What is the Maximum Capacity of Those Seats?

Tents are categorized into different sizes based on the number of people that can fit inside of them; for instance, a two-person tent, a three-person tent, and so on.

Customers who plan to camp in their cars have more options here given that the amount of weight and space taken up by their gear is not as much of a concern (because the tent is carted in a boot). In this particular situation, you might want to recommend that they purchase one size larger than they need — for example, a couple can take a tent that sleeps three people — in order to have some additional space inside the tent for their luggage and other items of gear.
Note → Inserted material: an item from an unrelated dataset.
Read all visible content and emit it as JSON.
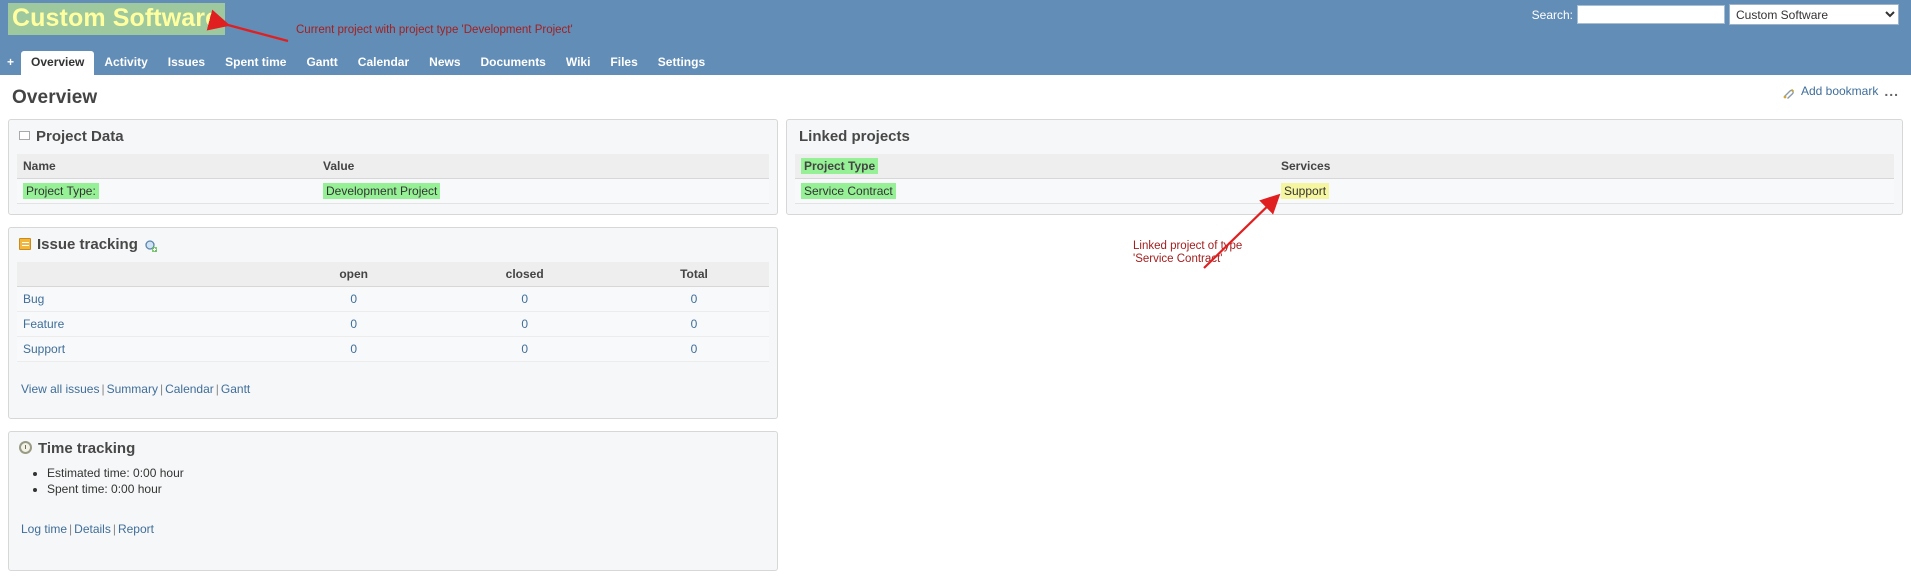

On the other hand, a motorcyclist who is traveling through Namibia on their own will need the most compact and lightweight single-person tent that is currently available. Again, directing the customer to the appropriate tent is one of the most important factors in closing the deal.

Let’s Get Technical

When it comes to purchasing a tent, the average Joe Soap is not going to be overly enthusiastic about all of the finer technical aspects. In point of fact, it may be prudent to avoid these (unless asked to do so) — inundating him with an excessive amount of information and figures could just cause the issue to become more confusing.

However, consumers who wish to purchase a tent for more intense camping, such as trekking or mountaineering, will typically anticipate that you will be able to have a high degree of product knowledge. These customers can be identified by the fact that they are interested in purchasing a tent. And there’s a good reason for that. Not only will their choice of tent affect the outcome of their journey, but high-performance tents are also significantly more expensive than standard tents. As a result, it is essential to be able to communicate all of the advantages of high-performance tents to the client so that they feel as though they are getting good value for their money.

Therefore, What are the Most Important Technical Specifics That Need to Be Discussed?

Because weight, or the absence of it, is typically a major selling point, you should direct their attention to particular technologies that reduce kilograms, such as the utilization of lightweight fabrics.

In addition to this, strength is extremely important, specifically the tent’s capacity to withstand extremely strong winds. At this point, you should concentrate on the pole arrangement (the structure), referring that the strength of the tent increases in proportion to the number of pole intersections that are present. Finally, high-end tent producers have a reputation for providing excellent customer service, so it is important to point out that in the event that the customer’s tent becomes damaged, they will be able to have it repaired or substituted by the manufacturer.

One Last Thing to Consider: Tack-on Sales

When selling tents, it is important to keep in mind that there are numerous opportunities for selling add-ons. Many vendors offer additional groundsheets, which are also sometimes referred to as “footprints.” These groundsheets are intended to be placed underneath the tent, where they will protect the base and lengthen the tent’s life expectancy. Nikwax Tent and Gear SolarProof is yet another product that will stretch the lifespan of the tent. It is a spray-on remedy that safeguards the flysheet from damage caused by ultraviolet light. Add-a-rooms are essentially an extension to the primary tent that can be utilized to accommodate extra people or equipment. Some manufacturers, such as MSR, offer these as an option for customers who require additional space in their tents.